At L = 5 m; Rp= 0.5 m ; Rho= 1.22 kg/m3; Vis =1.465E-5 m2/s;

the values of DP at 6 different velocities,

W0 = 10, 20, 30, 40, 50,60 m/s

are given in the table 4. These values serve a prescribed set of data for the comparison with predictions during the COSP searching process.

Table 4

NoVar

W0 , m/s

DPexp (Pa)

1

10

63.489

2

20

221.31

3

30

461.76

4

40

779.75

5

50

1172.0

6

60

1636.2

 

5.2.2 Constant searching

The standard K-E model with the Blasius wall functions has been used for the numerical simulation. The following is the equation for the skin-friction factor:

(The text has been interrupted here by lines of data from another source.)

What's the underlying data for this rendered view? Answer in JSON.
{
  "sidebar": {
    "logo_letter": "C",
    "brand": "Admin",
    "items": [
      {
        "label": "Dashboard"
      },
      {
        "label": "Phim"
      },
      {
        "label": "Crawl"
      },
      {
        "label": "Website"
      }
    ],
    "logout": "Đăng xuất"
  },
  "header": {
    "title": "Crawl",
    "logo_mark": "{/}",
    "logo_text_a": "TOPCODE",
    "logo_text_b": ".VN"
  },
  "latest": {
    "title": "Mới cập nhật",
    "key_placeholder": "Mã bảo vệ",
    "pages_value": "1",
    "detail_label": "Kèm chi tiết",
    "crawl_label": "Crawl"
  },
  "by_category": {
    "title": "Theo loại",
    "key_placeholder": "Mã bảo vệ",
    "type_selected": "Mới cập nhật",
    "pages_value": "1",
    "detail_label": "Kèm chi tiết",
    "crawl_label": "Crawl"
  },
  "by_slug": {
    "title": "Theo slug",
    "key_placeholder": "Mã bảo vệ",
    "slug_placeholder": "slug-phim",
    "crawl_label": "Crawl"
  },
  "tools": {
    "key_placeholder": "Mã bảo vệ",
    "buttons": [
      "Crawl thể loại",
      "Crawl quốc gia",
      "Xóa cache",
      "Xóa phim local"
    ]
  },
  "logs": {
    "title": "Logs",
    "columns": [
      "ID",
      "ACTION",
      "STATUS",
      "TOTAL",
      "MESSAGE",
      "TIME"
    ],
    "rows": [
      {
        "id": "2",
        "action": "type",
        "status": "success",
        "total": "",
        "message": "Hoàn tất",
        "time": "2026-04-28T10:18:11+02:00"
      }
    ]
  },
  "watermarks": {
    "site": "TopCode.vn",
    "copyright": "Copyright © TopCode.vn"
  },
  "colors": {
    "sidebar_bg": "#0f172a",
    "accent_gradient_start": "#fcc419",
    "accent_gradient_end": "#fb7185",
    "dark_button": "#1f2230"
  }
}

Cf = C1/ Re**C2.

with the known constants, C1=0.023 and C2=0.25.

At the start of the constant-searching process, the initial guess values, C=0.02 and C2= -0.05 have been given and the following searching ranges have been set,

0.01 < C1 < 0.05; -0.1 < C2 < 0.3

The task for COSP is to find, by performing the above-described 'multi-runs', the constants, C1 and C2 which fit the predictions best to the experiments.

5.2.3 Results

For this case, the grid of 20x20 has been used. The results of the constant-searching for different number runs are shown in the table 5.

Table 5

NoRun

F

Const1

Const2

1

1.63

0.02

-0.05

648

0.045

0.0116

0.148

1290

0.028

0.0161

0.1895

2508

0.015

0.021

0.2191

3072

0.0041

0.025

0.243

 

The comparison between the experimental and the calculated DP for different number of runs are shown in the table 6.

Table 6

W0

DP(1)

DP(648)

DP(1290)

DP(2508)

DP(3072)

DP(exp)

10

147.596

57.5819

59.5385

62.4620

63.1005

63.489

20

556.102

213.139

215.607

222.729

222.243

221.31

30

1210.88

458.046

457.424

468.230

463.779

461.76

40

2104.93

788.044

779.773

792.982

781.274

779.75

50

3233.55

1200.27

1179.18

1193.03

1170.54

1172.0

60

4593.12

1692.58

1653.06

1665.47

1628.46

1636.2

The run-time for 3072-runs is 17 hr on a Petium III 600MHz.

6.  The feature of COSP

The above examples have shown that COSP can be used to reliably choose, from arbitrary initial values, the boundary value for the first case and the constants for the second which best fit the prescribed set of the data.

It might reasonably be said the COSP represents the first step towards answering the designer's real CFD question, which is often not, 'What will the flow be if I choose these inflow conditions?' but rather 'What inflow conditions will give me the flow that I want?'

That being so, the future for COSP appears very bright. Being new, it has only a modest track record at present. Once its capabilities are recognised by PHOENICS users however, that situation can be expected soon to change.